orf (OSw) urf (OSw) noun

The principal meaning is ‘creature’. It frequently, however, seems to have referred to an inheritance in movables rather than in land. In this context, the word was always coupled with a word meaning the latter in the alliterative expression arf ok orf. Here arf is a neuter form of the masculine noun arver (‘land; inheritance, birthright’). It has also been suggested that a different meaning of orf is involved in this expression, and that it is just an example of a parallelism, with orf containing its ON attested meaning, ‘scythe handle’, just indicating insignificant items of inheritance: an equivalent to the English ‘goods and chattels’. Schlyter links the word to Anglo-Saxon words referring to livestock, ‘creatures’, to distinguish movables from real estate (the birthright land). A similar meaning attaches to , which can be used to mean ‘money’ amongst other things. In UL the expression is used in particular in connection with situations in which inheritance might be disputed — posthumous children or those born out of wedlock — so the expression could well indicate that the child concerned was to inherit both land and movables, and not just the latter. The word occurs only in the laws of Svealand.


inheritance in movables OSw UL Äb
OSw VmL Äb

Expressions:

(taka) arf ok orf (OSw)

birthright and inheritance OSw UL Äb VmL Äb

inheritance OSw HL Äb

inheritance and birthright OSw DL Gb

inheritance in land and movables OSw SdmL Äb

right of inheritance and birthright OSw DL Kkb

Refs:

KLNM, s.v. arv; Schlyter 1877, s.v. orf; SL UL, 83−84 note 39

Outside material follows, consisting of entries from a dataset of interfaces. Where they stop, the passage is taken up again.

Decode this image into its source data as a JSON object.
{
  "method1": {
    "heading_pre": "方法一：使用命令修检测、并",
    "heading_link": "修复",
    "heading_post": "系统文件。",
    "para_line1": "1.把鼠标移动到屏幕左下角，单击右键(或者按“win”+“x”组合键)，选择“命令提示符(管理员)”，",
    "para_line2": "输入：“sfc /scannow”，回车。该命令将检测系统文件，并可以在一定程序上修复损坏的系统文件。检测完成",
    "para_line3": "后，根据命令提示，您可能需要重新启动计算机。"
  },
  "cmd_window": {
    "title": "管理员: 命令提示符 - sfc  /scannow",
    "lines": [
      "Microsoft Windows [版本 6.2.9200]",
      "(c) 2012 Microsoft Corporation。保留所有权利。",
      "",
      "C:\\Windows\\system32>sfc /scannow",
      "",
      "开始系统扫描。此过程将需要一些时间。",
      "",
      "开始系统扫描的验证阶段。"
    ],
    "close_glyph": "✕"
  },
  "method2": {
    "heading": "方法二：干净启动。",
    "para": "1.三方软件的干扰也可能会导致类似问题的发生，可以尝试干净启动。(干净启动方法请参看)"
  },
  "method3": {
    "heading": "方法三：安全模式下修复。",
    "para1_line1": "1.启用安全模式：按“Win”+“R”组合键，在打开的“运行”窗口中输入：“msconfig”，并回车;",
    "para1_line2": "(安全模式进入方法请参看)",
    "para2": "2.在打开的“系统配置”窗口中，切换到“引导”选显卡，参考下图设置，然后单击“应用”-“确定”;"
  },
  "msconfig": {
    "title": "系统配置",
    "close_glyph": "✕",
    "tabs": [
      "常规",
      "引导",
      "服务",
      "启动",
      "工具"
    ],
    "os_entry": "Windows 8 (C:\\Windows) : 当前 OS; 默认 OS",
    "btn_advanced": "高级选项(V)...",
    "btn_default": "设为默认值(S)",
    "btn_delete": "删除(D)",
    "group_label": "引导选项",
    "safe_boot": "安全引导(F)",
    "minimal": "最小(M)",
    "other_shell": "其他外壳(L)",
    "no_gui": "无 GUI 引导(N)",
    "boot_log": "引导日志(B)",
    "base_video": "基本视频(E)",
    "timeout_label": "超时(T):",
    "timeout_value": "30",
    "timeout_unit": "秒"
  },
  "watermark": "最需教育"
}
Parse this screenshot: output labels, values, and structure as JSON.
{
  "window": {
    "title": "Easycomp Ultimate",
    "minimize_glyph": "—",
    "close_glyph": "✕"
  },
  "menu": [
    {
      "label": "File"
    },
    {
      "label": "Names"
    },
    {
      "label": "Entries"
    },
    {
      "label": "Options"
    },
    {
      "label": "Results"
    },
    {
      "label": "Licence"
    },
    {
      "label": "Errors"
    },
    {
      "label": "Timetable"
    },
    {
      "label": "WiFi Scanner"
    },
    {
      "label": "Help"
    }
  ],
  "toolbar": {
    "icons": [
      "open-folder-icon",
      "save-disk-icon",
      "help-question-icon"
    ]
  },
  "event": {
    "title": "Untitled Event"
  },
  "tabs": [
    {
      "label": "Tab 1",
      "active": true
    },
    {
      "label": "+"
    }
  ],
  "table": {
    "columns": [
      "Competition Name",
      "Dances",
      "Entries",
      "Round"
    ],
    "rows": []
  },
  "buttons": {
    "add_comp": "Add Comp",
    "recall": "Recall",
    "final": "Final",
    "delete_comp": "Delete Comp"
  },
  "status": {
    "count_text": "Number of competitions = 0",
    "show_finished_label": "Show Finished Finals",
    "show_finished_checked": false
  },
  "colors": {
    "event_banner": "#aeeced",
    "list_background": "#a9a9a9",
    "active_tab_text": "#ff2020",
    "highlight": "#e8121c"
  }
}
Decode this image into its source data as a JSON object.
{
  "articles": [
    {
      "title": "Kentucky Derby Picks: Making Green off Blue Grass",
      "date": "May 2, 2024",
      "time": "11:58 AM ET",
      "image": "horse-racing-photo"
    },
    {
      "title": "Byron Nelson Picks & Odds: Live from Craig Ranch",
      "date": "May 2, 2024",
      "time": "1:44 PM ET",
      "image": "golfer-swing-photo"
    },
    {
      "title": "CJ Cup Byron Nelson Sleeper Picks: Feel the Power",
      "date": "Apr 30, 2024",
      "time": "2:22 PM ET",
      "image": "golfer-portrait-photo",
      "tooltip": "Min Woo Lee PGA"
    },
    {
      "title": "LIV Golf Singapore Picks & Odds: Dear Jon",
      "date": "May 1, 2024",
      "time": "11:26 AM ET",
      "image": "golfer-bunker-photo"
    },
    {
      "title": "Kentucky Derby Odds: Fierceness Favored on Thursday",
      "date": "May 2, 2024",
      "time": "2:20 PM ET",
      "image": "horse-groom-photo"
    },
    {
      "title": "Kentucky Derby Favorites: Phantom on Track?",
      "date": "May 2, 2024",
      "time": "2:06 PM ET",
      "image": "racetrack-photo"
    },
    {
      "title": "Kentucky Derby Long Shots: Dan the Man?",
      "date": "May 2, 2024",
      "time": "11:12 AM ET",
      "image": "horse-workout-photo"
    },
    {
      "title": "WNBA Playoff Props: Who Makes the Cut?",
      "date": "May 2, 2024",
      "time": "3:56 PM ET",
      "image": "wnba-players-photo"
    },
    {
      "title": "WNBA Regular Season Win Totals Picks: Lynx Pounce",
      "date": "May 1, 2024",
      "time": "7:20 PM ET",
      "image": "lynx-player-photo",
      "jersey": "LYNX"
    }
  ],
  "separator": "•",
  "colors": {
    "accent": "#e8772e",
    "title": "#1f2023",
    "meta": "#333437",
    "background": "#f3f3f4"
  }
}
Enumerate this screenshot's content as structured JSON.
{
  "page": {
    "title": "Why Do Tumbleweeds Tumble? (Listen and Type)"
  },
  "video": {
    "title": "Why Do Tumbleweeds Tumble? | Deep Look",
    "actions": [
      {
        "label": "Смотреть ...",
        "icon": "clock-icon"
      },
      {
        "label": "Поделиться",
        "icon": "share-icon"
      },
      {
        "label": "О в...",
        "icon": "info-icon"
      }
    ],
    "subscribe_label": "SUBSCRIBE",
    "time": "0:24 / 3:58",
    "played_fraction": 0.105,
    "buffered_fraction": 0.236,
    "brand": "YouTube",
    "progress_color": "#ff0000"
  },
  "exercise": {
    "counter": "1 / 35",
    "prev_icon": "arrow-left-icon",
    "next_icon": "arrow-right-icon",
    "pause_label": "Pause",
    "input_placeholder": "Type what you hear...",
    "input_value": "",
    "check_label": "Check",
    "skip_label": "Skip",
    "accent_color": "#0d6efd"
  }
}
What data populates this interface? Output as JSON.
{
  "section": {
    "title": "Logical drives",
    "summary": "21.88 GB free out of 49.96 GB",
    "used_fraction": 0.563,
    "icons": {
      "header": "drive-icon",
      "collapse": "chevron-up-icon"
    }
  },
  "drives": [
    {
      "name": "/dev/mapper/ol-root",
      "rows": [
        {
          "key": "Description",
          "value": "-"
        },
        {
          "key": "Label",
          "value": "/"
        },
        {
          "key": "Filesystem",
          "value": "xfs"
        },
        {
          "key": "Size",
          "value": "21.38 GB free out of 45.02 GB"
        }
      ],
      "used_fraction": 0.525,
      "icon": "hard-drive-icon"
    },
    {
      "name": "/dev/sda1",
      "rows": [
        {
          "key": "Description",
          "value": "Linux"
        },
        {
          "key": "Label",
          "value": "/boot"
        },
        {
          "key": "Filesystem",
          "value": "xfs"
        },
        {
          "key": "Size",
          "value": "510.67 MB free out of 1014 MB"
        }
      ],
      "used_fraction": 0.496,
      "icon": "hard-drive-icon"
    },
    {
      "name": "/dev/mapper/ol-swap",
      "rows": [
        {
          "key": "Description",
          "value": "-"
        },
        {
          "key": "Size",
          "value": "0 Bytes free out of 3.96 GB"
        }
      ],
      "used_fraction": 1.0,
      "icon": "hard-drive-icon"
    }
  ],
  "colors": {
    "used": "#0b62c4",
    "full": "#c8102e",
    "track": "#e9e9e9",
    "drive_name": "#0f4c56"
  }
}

Citation
  • ‘orf’. A Lexicon of Medieval Nordic Law.

  • http://www.dhi.ac.uk/lmnl/nordicheadword/displayPage/4044
    (06/16/2024)